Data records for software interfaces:
- Opening Delimiter -

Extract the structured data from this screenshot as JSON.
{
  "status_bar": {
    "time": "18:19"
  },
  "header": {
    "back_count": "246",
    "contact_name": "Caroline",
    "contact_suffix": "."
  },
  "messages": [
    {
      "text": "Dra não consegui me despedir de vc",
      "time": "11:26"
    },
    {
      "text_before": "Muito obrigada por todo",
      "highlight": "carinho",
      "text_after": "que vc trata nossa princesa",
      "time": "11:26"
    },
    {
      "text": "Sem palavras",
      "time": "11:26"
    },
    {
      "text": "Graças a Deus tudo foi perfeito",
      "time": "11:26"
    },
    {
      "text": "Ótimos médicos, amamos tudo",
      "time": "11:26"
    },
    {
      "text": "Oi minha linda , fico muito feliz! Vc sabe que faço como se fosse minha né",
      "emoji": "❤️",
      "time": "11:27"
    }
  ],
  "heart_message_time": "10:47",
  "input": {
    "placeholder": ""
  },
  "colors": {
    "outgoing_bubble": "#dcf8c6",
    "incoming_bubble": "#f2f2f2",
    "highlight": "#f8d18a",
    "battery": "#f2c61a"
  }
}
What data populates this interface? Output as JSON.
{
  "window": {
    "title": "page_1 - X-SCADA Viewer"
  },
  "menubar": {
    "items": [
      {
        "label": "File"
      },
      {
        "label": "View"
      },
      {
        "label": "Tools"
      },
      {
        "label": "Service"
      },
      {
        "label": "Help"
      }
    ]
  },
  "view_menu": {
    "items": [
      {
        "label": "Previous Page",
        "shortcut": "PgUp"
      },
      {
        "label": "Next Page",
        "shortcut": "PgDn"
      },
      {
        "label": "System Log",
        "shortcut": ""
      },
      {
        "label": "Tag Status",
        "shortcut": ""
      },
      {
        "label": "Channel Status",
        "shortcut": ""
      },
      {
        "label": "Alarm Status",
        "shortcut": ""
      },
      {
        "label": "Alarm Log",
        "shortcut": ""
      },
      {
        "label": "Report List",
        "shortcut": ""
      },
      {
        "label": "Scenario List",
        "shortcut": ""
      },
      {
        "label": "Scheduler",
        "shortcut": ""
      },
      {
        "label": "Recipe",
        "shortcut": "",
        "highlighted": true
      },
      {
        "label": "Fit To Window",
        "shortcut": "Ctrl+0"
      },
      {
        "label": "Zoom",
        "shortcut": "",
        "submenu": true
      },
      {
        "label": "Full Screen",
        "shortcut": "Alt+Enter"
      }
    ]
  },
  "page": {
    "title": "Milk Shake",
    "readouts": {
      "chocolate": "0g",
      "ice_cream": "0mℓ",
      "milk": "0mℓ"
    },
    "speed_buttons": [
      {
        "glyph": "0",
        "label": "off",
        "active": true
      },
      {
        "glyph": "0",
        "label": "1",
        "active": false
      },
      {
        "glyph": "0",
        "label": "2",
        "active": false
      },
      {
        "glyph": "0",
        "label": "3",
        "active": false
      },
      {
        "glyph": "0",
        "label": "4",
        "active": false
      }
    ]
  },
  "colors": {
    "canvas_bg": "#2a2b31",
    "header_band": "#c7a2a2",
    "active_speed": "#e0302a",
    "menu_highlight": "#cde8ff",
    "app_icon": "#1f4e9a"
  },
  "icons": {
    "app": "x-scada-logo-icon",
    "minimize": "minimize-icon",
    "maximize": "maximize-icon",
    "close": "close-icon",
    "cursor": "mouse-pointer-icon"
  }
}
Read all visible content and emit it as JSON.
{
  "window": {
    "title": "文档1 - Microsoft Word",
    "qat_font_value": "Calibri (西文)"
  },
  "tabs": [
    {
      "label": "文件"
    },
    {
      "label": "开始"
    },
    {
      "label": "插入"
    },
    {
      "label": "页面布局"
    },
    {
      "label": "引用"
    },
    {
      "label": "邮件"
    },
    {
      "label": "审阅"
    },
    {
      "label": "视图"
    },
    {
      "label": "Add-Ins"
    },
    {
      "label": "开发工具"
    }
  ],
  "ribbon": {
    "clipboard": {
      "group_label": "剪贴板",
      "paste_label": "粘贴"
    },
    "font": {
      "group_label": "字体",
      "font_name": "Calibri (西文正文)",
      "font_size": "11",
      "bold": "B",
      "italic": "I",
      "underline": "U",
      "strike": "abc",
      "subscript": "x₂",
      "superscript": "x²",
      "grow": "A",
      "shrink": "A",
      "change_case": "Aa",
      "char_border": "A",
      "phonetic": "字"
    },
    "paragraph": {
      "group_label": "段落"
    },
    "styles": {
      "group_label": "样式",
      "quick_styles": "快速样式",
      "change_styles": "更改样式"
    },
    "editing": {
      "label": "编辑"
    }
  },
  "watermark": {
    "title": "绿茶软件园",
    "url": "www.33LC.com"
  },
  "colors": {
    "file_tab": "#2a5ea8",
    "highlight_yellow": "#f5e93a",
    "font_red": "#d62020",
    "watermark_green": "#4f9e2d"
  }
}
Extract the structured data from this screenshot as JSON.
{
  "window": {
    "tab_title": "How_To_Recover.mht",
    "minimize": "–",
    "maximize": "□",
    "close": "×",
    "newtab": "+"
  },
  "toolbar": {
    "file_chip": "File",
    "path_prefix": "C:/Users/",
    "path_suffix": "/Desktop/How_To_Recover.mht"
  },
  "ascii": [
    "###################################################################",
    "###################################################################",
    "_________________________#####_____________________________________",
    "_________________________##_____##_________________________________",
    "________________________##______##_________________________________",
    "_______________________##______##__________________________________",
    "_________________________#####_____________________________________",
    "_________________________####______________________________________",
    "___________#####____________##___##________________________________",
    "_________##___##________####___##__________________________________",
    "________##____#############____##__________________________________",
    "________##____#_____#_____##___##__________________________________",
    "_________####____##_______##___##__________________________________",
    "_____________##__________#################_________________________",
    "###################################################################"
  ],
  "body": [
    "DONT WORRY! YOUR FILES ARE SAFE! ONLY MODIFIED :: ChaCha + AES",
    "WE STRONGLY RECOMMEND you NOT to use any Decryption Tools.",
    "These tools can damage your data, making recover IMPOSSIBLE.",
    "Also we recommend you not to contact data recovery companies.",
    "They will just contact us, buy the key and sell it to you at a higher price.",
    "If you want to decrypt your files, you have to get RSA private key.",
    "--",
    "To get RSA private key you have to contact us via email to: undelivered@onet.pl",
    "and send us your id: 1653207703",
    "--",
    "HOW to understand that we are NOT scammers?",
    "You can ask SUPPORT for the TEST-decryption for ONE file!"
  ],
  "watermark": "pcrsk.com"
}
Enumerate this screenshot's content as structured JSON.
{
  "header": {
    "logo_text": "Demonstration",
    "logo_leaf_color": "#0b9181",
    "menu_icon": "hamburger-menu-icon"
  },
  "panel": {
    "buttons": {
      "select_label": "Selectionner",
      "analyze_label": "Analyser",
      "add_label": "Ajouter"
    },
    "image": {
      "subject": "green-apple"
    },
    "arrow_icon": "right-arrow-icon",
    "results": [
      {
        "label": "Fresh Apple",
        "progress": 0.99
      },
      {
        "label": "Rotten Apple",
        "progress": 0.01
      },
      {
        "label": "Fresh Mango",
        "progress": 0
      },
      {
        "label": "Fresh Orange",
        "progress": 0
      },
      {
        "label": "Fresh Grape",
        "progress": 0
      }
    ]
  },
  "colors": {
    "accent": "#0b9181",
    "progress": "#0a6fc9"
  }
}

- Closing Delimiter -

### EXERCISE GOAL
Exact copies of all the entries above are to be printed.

### RESPONSE TO THIS TASK
Extract the structured data from this screenshot as JSON.
{
  "status_bar": {
    "time": "18:19"
  },
  "header": {
    "back_count": "246",
    "contact_name": "Caroline",
    "contact_suffix": "."
  },
  "messages": [
    {
      "text": "Dra não consegui me despedir de vc",
      "time": "11:26"
    },
    {
      "text_before": "Muito obrigada por todo",
      "highlight": "carinho",
      "text_after": "que vc trata nossa princesa",
      "time": "11:26"
    },
    {
      "text": "Sem palavras",
      "time": "11:26"
    },
    {
      "text": "Graças a Deus tudo foi perfeito",
      "time": "11:26"
    },
    {
      "text": "Ótimos médicos, amamos tudo",
      "time": "11:26"
    },
    {
      "text": "Oi minha linda , fico muito feliz! Vc sabe que faço como se fosse minha né",
      "emoji": "❤️",
      "time": "11:27"
    }
  ],
  "heart_message_time": "10:47",
  "input": {
    "placeholder": ""
  },
  "colors": {
    "outgoing_bubble": "#dcf8c6",
    "incoming_bubble": "#f2f2f2",
    "highlight": "#f8d18a",
    "battery": "#f2c61a"
  }
}
What data populates this interface? Output as JSON.
{
  "window": {
    "title": "page_1 - X-SCADA Viewer"
  },
  "menubar": {
    "items": [
      {
        "label": "File"
      },
      {
        "label": "View"
      },
      {
        "label": "Tools"
      },
      {
        "label": "Service"
      },
      {
        "label": "Help"
      }
    ]
  },
  "view_menu": {
    "items": [
      {
        "label": "Previous Page",
        "shortcut": "PgUp"
      },
      {
        "label": "Next Page",
        "shortcut": "PgDn"
      },
      {
        "label": "System Log",
        "shortcut": ""
      },
      {
        "label": "Tag Status",
        "shortcut": ""
      },
      {
        "label": "Channel Status",
        "shortcut": ""
      },
      {
        "label": "Alarm Status",
        "shortcut": ""
      },
      {
        "label": "Alarm Log",
        "shortcut": ""
      },
      {
        "label": "Report List",
        "shortcut": ""
      },
      {
        "label": "Scenario List",
        "shortcut": ""
      },
      {
        "label": "Scheduler",
        "shortcut": ""
      },
      {
        "label": "Recipe",
        "shortcut": "",
        "highlighted": true
      },
      {
        "label": "Fit To Window",
        "shortcut": "Ctrl+0"
      },
      {
        "label": "Zoom",
        "shortcut": "",
        "submenu": true
      },
      {
        "label": "Full Screen",
        "shortcut": "Alt+Enter"
      }
    ]
  },
  "page": {
    "title": "Milk Shake",
    "readouts": {
      "chocolate": "0g",
      "ice_cream": "0mℓ",
      "milk": "0mℓ"
    },
    "speed_buttons": [
      {
        "glyph": "0",
        "label": "off",
        "active": true
      },
      {
        "glyph": "0",
        "label": "1",
        "active": false
      },
      {
        "glyph": "0",
        "label": "2",
        "active": false
      },
      {
        "glyph": "0",
        "label": "3",
        "active": false
      },
      {
        "glyph": "0",
        "label": "4",
        "active": false
      }
    ]
  },
  "colors": {
    "canvas_bg": "#2a2b31",
    "header_band": "#c7a2a2",
    "active_speed": "#e0302a",
    "menu_highlight": "#cde8ff",
    "app_icon": "#1f4e9a"
  },
  "icons": {
    "app": "x-scada-logo-icon",
    "minimize": "minimize-icon",
    "maximize": "maximize-icon",
    "close": "close-icon",
    "cursor": "mouse-pointer-icon"
  }
}
Read all visible content and emit it as JSON.
{
  "window": {
    "title": "文档1 - Microsoft Word",
    "qat_font_value": "Calibri (西文)"
  },
  "tabs": [
    {
      "label": "文件"
    },
    {
      "label": "开始"
    },
    {
      "label": "插入"
    },
    {
      "label": "页面布局"
    },
    {
      "label": "引用"
    },
    {
      "label": "邮件"
    },
    {
      "label": "审阅"
    },
    {
      "label": "视图"
    },
    {
      "label": "Add-Ins"
    },
    {
      "label": "开发工具"
    }
  ],
  "ribbon": {
    "clipboard": {
      "group_label": "剪贴板",
      "paste_label": "粘贴"
    },
    "font": {
      "group_label": "字体",
      "font_name": "Calibri (西文正文)",
      "font_size": "11",
      "bold": "B",
      "italic": "I",
      "underline": "U",
      "strike": "abc",
      "subscript": "x₂",
      "superscript": "x²",
      "grow": "A",
      "shrink": "A",
      "change_case": "Aa",
      "char_border": "A",
      "phonetic": "字"
    },
    "paragraph": {
      "group_label": "段落"
    },
    "styles": {
      "group_label": "样式",
      "quick_styles": "快速样式",
      "change_styles": "更改样式"
    },
    "editing": {
      "label": "编辑"
    }
  },
  "watermark": {
    "title": "绿茶软件园",
    "url": "www.33LC.com"
  },
  "colors": {
    "file_tab": "#2a5ea8",
    "highlight_yellow": "#f5e93a",
    "font_red": "#d62020",
    "watermark_green": "#4f9e2d"
  }
}
Extract the structured data from this screenshot as JSON.
{
  "window": {
    "tab_title": "How_To_Recover.mht",
    "minimize": "–",
    "maximize": "□",
    "close": "×",
    "newtab": "+"
  },
  "toolbar": {
    "file_chip": "File",
    "path_prefix": "C:/Users/",
    "path_suffix": "/Desktop/How_To_Recover.mht"
  },
  "ascii": [
    "###################################################################",
    "###################################################################",
    "_________________________#####_____________________________________",
    "_________________________##_____##_________________________________",
    "________________________##______##_________________________________",
    "_______________________##______##__________________________________",
    "_________________________#####_____________________________________",
    "_________________________####______________________________________",
    "___________#####____________##___##________________________________",
    "_________##___##________####___##__________________________________",
    "________##____#############____##__________________________________",
    "________##____#_____#_____##___##__________________________________",
    "_________####____##_______##___##__________________________________",
    "_____________##__________#################_________________________",
    "###################################################################"
  ],
  "body": [
    "DONT WORRY! YOUR FILES ARE SAFE! ONLY MODIFIED :: ChaCha + AES",
    "WE STRONGLY RECOMMEND you NOT to use any Decryption Tools.",
    "These tools can damage your data, making recover IMPOSSIBLE.",
    "Also we recommend you not to contact data recovery companies.",
    "They will just contact us, buy the key and sell it to you at a higher price.",
    "If you want to decrypt your files, you have to get RSA private key.",
    "--",
    "To get RSA private key you have to contact us via email to: undelivered@onet.pl",
    "and send us your id: 1653207703",
    "--",
    "HOW to understand that we are NOT scammers?",
    "You can ask SUPPORT for the TEST-decryption for ONE file!"
  ],
  "watermark": "pcrsk.com"
}
Enumerate this screenshot's content as structured JSON.
{
  "header": {
    "logo_text": "Demonstration",
    "logo_leaf_color": "#0b9181",
    "menu_icon": "hamburger-menu-icon"
  },
  "panel": {
    "buttons": {
      "select_label": "Selectionner",
      "analyze_label": "Analyser",
      "add_label": "Ajouter"
    },
    "image": {
      "subject": "green-apple"
    },
    "arrow_icon": "right-arrow-icon",
    "results": [
      {
        "label": "Fresh Apple",
        "progress": 0.99
      },
      {
        "label": "Rotten Apple",
        "progress": 0.01
      },
      {
        "label": "Fresh Mango",
        "progress": 0
      },
      {
        "label": "Fresh Orange",
        "progress": 0
      },
      {
        "label": "Fresh Grape",
        "progress": 0
      }
    ]
  },
  "colors": {
    "accent": "#0b9181",
    "progress": "#0a6fc9"
  }
}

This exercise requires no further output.